Submissives don’t have to wait for a dominant to give them structure, plans, and training! There is a lot you can do on your own to keep yourself connected to your submission.
A training plan involves protocol, goals, rules to follow, and, ideally, rewards. A lot of protocol and training in relationships revolve around sexy kinky things, but sometimes people use it as tools for self-growth and self-improvement.
Even if you don’t currently have a dominant, you can create a training plan for yourself to keep you motivated, connected to your submissive, and striving. These are excellent skills to hone, both for yourself and for your future dominant.
So what is a ‘training plan,’ anyway?
A training plan is a breakdown of the small steps needed to reach a goal. For example, if the goal is to run a marathon, the training plan breaks down the different steps to get mentally and physically prepared in order to do it. For example, a triathlon training plan might include identifying one’s current level of swim, bike, run; increasing capacity for each; targeting biggest improvement potential; and setting a date to do the triathlon in order to dole out the milestone goals between then and now.
Making a goal and working to achieve it combats boredom & complacency, because there’s something challenging to strive for — pushing oneself is not usually boring, and inherently not complacent.
Within the context of D/s, there are dozens of skills that submissives can hone in order to be of greater service to the dominant. Setting a goal to learn or master some of those skills can serve the D/s in the long run, as well as the submissive themself.

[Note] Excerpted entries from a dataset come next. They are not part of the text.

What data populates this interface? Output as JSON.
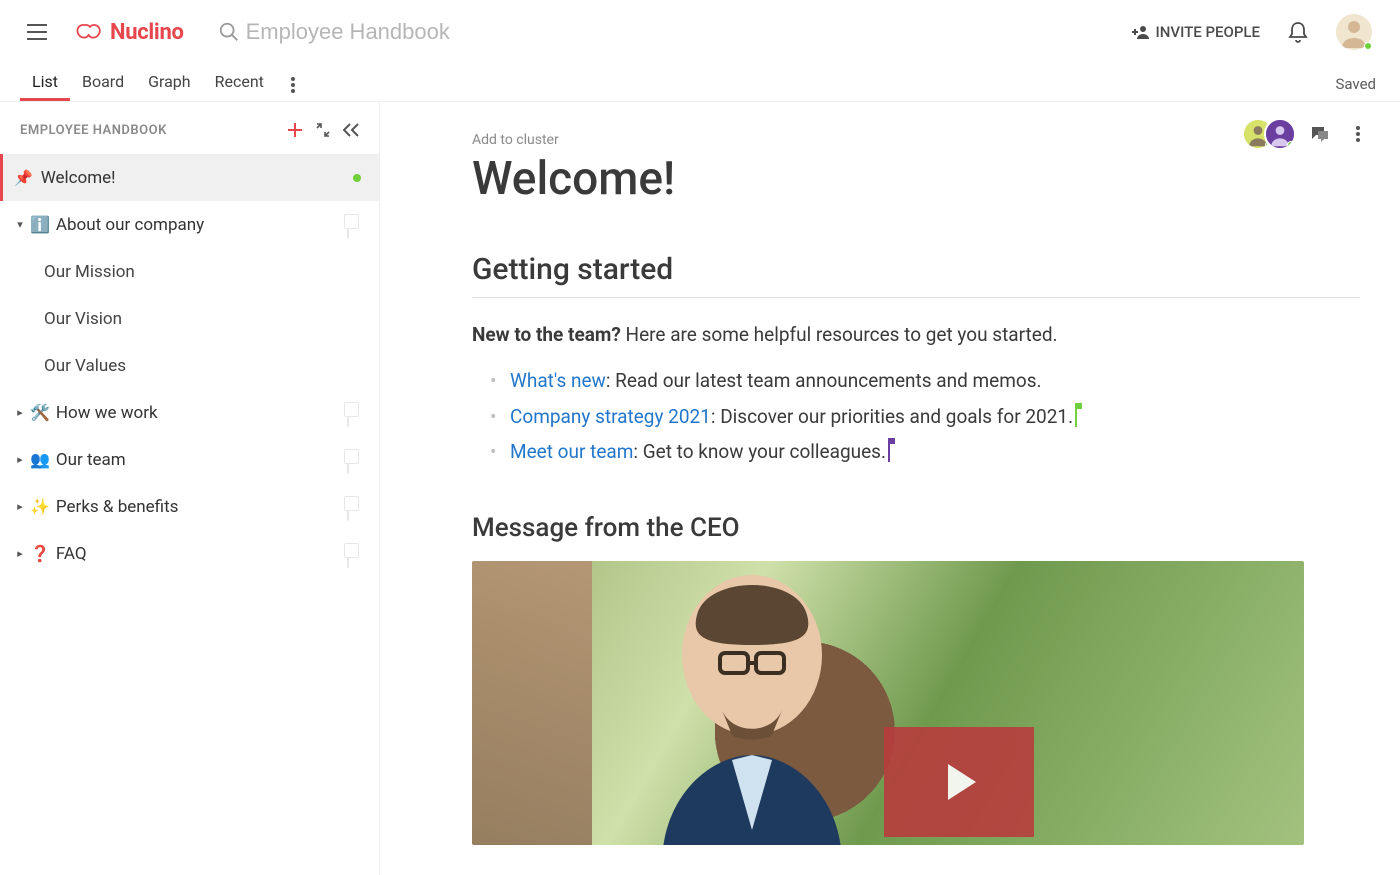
{
  "app": {
    "name": "Nuclino",
    "search_placeholder": "Employee Handbook",
    "invite_label": "INVITE PEOPLE",
    "saved_label": "Saved"
  },
  "tabs": {
    "items": [
      "List",
      "Board",
      "Graph",
      "Recent"
    ],
    "active_index": 0
  },
  "sidebar": {
    "title": "EMPLOYEE HANDBOOK",
    "nodes": [
      {
        "id": "welcome",
        "emoji": "📌",
        "label": "Welcome!",
        "pinned": true,
        "active": true,
        "presence": true
      },
      {
        "id": "about",
        "emoji": "ℹ️",
        "label": "About our company",
        "expanded": true,
        "children": [
          {
            "id": "mission",
            "label": "Our Mission"
          },
          {
            "id": "vision",
            "label": "Our Vision"
          },
          {
            "id": "values",
            "label": "Our Values"
          }
        ]
      },
      {
        "id": "how",
        "emoji": "🛠️",
        "label": "How we work"
      },
      {
        "id": "team",
        "emoji": "👥",
        "label": "Our team"
      },
      {
        "id": "perks",
        "emoji": "✨",
        "label": "Perks & benefits"
      },
      {
        "id": "faq",
        "emoji": "❓",
        "label": "FAQ"
      }
    ]
  },
  "document": {
    "cluster_hint": "Add to cluster",
    "title": "Welcome!",
    "section1_heading": "Getting started",
    "intro_strong": "New to the team?",
    "intro_rest": " Here are some helpful resources to get you started.",
    "bullets": [
      {
        "link": "What's new",
        "text": ": Read our latest team announcements and memos."
      },
      {
        "link": "Company strategy 2021",
        "text": ": Discover our priorities and goals for 2021.",
        "cursor": "green"
      },
      {
        "link": "Meet our team",
        "text": ": Get to know your colleagues.",
        "cursor": "purple"
      }
    ],
    "section2_heading": "Message from the CEO"
  },
  "colors": {
    "brand": "#e8464d",
    "link": "#2277cc",
    "presence": "#6fcf3c"
  }
}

Step 1: Identify What Kind of Training to Pursue
Depending on what you want to improve, or what your dominant/household would want you to improve, your training will be different.
Here’s some examples of skills you’d like to increase or parts of your life that you’d like to improve:
- Providing sexual service
- Domestic service: cooking, housekeeping chores, bookkeeping, assistance, gardening
- “Trophy” attributes like dress, grooming, mannerisms
- Entertainment: music, dance, storytelling, producing/hosting events
- Expressions of devotion
Step 2: Vision What You’d Like the Goal to Be
Here’s some examples that (roughly) correspond to the examples above:
- Receive double penetration
- Perfect your favorite Thai food dish
- Do 100 push-ups
- Play guitar well enough to share sing-alongs at a campfire
- Make a photo album (actually print out some of your Instagram photos!)
Step 3: Break the Goal Into Small Tasks
Continuing with the examples above, here’s some of the tasks and experiments that could happen in order to perfect your favorite Thai food dish.
- Go visit your favorite Thai restaurants to order the dish and see how you most like it
- Research Thai cooking classes in your area
- Ask that friend who is a really good cook for some help
- Look up recipes for that thai dish
- Gather the ingredients needed
- Cook the dish for your friends at least 5x to experiment with getting the flavors right
Step 4: Set a Timeline
When do you want to have this task or goal complete? A timeline is essential to a training plan — otherwise, it’s just a someday-dream.
Make your timeline as realistic as possible. You might even check in with friends about the timeline and see if they find it realistic — sometimes it’s hard to tell how long something will actually take.
Step 5: Set Aside Time To Do These Different Tasks
That might mean saying no to things you want to do, or canceling things, or pausing a project or hobby you love in order to make time. You can come back to all those things later. You won’t miss out on that much, I promise. (This is a good time to practice noticing your FOMO — fear of missing out — and not letting that fear overpower your goals and training.)
Put your tasks on your calendar! You could even make a date with a friend to keep yourself accountable.
Step 6: Practice
Anything new needs practice. For a while, it will be a thing to try out (and probably fail, sometimes). The only way to see the progress is with more practice, more diligence, and more trying.
Find different ways to practice. Put your skill in different situations to adjust and practice with different variables. Tell your friends that you’re practicing and ask for their help in supporting you. For example, cook at a friend’s house, cook in a very limited prep time, cook using only what you have in the house and make a range of substitutions.
Step 7: Present! Show Off Your New Skills!
Once you feel confident that you have practiced a lot, show off your skills! Share what you’ve been doing with friends. Offer your new cooking skills by bringing dishes to a leather community event. Or find different ways to share what you’ve been learning, and tell people about your journey.
- Make the Thai dish for dinner for your partners + friends
- Dress up for no good reason, just to look good
- Write down a fantasy about your new DP skill
- Set up a campfire sing-along
This is part of how to reward yourself for a job well done!
Step 8: Celebrate Meeting Your Goal!
You get to decide how to celebrate — you could bribe yourself, you could create a star chart and cross things off, you could high-five your bestie and congratulate yourself.
Set another new goal, break it down, and get it done!